The vacation has officially begun.
Living abroad gives her a free pass to push the boundaries of what constitutes good behaviour at home. She’s surprised by how much she can get away with now – waking up late, eating at least six full meals a day, lounging on the couch while the world around her does the work.
Slightly buzzing from jet lag and with the troubles of her other life many oceans away, she sits back and relaxes. There are few things more familiar or comforting than doing nothing on the couch while amma yells at the gardener in the background.
There is at least one surprise visit to a friend who lives here, multiple trips to old hangouts, rifling through souvenirs from back in the day. Settling back into an old routine takes no effort at all: it’s like jumping off a bicycle. Soon enough, everyone starts feeling like she never left and the spotlight is no longer on her. It sounds like a complaint but in reality, a part of her wishes it could be this way a little longer. Because the next part of the trip is right around the corner.
Heavy suitcases, heavy hearts
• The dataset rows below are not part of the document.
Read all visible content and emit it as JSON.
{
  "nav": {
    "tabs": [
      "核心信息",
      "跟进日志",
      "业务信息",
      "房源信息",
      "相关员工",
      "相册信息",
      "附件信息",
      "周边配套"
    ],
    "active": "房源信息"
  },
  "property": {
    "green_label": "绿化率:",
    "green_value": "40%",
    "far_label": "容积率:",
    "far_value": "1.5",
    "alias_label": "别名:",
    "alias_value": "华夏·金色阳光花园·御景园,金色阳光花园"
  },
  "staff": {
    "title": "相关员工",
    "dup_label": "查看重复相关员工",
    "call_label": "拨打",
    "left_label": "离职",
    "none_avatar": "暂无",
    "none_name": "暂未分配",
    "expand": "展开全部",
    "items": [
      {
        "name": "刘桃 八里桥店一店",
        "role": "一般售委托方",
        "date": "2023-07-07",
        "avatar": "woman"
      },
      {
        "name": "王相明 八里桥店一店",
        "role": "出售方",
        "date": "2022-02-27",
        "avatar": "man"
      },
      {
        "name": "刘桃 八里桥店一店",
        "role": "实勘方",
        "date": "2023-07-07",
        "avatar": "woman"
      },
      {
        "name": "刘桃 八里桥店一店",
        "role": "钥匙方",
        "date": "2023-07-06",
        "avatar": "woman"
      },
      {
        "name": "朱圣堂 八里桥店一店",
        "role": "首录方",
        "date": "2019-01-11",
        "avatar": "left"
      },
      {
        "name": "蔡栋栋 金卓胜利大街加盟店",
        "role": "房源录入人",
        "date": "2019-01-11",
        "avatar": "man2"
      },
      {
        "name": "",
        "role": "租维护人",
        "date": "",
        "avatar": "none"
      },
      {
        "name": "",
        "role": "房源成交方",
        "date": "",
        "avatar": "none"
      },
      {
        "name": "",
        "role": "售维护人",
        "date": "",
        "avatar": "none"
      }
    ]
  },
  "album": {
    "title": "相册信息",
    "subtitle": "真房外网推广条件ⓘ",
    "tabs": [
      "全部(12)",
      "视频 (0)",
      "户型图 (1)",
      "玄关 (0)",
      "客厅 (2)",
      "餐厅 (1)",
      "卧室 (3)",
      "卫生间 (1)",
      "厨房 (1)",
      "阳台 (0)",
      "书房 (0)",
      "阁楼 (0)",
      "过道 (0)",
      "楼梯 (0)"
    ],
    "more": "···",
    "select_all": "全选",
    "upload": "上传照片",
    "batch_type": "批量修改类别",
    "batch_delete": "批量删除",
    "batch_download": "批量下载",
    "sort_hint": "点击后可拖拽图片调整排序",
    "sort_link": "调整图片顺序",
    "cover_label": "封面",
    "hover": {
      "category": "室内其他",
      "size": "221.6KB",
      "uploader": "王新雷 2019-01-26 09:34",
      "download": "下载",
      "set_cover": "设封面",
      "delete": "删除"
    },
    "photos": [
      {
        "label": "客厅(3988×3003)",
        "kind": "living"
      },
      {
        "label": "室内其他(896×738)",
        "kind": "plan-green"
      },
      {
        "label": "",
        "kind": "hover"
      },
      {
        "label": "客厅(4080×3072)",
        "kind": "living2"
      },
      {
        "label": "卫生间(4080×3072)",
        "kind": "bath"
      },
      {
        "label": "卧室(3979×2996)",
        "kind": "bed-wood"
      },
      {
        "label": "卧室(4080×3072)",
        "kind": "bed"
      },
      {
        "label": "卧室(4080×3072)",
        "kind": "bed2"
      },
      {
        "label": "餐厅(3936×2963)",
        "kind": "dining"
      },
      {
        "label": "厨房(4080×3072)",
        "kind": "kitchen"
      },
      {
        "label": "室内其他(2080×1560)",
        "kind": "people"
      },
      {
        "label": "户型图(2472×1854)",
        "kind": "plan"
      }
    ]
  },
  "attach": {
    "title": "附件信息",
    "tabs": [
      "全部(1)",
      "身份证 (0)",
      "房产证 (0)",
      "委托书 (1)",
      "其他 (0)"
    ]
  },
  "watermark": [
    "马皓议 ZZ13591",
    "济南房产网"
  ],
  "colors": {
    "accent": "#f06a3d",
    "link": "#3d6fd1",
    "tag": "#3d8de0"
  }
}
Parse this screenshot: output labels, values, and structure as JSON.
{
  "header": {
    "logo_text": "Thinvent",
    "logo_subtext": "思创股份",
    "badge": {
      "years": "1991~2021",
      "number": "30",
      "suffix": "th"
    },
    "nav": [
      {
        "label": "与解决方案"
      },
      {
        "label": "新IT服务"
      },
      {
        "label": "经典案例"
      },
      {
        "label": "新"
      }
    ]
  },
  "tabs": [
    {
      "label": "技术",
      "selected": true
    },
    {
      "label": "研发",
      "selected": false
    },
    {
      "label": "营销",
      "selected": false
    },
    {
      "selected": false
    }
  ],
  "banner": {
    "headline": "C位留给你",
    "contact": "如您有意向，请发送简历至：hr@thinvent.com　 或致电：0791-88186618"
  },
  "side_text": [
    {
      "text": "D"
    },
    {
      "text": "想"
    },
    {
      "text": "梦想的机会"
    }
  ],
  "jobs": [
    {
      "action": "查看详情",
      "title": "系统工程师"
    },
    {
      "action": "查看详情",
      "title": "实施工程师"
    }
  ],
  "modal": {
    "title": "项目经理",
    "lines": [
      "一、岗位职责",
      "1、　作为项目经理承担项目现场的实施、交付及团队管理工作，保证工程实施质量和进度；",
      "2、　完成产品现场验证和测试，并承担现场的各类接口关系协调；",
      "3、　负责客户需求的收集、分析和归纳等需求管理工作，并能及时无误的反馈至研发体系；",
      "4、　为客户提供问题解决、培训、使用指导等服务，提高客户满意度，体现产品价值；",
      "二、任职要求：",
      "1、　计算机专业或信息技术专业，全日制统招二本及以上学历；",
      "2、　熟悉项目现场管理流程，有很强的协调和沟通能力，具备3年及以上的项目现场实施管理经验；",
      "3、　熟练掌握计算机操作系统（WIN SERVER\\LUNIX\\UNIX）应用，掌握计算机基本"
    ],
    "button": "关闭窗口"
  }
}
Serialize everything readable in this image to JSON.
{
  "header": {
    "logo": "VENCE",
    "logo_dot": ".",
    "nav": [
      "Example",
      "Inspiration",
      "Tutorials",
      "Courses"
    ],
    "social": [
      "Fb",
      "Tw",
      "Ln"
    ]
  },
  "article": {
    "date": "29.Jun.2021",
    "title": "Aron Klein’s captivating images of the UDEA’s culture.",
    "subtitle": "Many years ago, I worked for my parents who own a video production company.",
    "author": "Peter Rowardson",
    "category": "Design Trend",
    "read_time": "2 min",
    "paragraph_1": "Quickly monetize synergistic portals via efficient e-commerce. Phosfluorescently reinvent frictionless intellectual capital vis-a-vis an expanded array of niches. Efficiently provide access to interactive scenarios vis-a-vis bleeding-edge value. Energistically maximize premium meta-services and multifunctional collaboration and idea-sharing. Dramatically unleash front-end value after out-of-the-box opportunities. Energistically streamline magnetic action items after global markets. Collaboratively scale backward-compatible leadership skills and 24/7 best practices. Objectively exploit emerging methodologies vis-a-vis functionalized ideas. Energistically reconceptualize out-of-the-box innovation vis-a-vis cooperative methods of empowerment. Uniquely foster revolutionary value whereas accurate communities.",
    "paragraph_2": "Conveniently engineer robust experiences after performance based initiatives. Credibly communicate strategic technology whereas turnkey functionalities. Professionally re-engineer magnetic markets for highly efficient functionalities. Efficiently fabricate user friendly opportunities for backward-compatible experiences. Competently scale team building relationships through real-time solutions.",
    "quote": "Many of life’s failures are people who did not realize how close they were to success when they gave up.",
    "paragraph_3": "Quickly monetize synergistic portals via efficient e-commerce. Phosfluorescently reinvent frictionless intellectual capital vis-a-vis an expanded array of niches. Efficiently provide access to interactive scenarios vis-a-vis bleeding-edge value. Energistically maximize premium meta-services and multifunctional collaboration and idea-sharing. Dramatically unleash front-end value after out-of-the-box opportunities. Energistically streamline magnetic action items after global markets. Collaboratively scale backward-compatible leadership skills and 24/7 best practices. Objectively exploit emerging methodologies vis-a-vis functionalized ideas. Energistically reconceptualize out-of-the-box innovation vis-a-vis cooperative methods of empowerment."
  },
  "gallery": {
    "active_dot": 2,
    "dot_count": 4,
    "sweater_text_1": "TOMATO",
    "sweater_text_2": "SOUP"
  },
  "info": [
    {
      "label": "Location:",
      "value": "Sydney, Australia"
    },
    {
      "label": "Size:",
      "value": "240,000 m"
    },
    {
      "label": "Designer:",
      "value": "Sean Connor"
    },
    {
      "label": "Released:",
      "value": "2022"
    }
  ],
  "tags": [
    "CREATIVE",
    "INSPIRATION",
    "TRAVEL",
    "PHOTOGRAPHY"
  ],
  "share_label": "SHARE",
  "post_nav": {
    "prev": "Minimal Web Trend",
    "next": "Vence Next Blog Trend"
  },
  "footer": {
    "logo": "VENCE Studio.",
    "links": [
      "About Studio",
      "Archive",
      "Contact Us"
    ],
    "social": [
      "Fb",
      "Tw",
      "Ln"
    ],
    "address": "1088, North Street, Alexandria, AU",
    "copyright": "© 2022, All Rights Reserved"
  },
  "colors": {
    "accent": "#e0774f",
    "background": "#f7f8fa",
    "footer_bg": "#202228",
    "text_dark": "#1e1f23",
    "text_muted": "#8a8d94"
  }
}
Just like that, her suitcases are back on the floor and her checklists are out in full swing. Only this time it no longer feels like an exciting holiday is round the corner. A new semester is waiting for her and it bears gifts: hundreds of unopened emails, hours of reading material, winter wear for an even more aggressive cold spell that no longer comes with holiday music to soften its blow. Her suitcase is filling up with the essentials: a lifetime supply of Maggi packets so she doesn’t have to trek through ice to go to the Indian store, amma’s upma mixes and chutney podi, the Lays she grew up with – the one that sets her mouth on fire like any decent snack food is supposed to, Kurkure for her poor roommate who couldn’t take this trip home.
There’s nothing she can do to slow down the time that passes between the first agonizing flight and the second. There’s nothing that can prepare her for the dull sadness of leaving Bangalore’s beautiful weather and perfectly understandable traffic jams. (What isn’t forgivable when you’re wearing Gulmohar-coloured glasses?)
The flight back home is not a party. It’s a day flight, which automatically removes all the excitement that comes with a dark sky. Day flights are practical. Day flights remind you that you have things to do.
Welcome (back) home
Remember the first time you set foot in a new country, in a sea of unfamiliar faces that looked nothing like yours? The first time you stepped into a bare flat that you would decide was yours? The first time you shook hands with your roommate and wondered what this new life would be like? Who would have thought that in just a few months you would embrace this terrifying new country as yours?
She barely realized it too – until she landed in a sea of Red Sox merch, Dunkin Donuts, and the unmistakable sounds of a local Boston accent. She never thought she would be able to identify these things, let alone smile a little when they came back to greet her.
And who would have imagined that the empty shell of an apartment she first stepped into would become a warm and welcoming home, with friends that knew her a little too well, with things she left behind on this holiday and actually missed?
They sit on the floor at 3 am, wide awake and rummaging through her suitcase and it hits her – she hasn’t come back to a dreary routine and freezing cold workdays. She has come back to a family that’s been waiting for her.
She couldn’t have asked for a better start to the semester.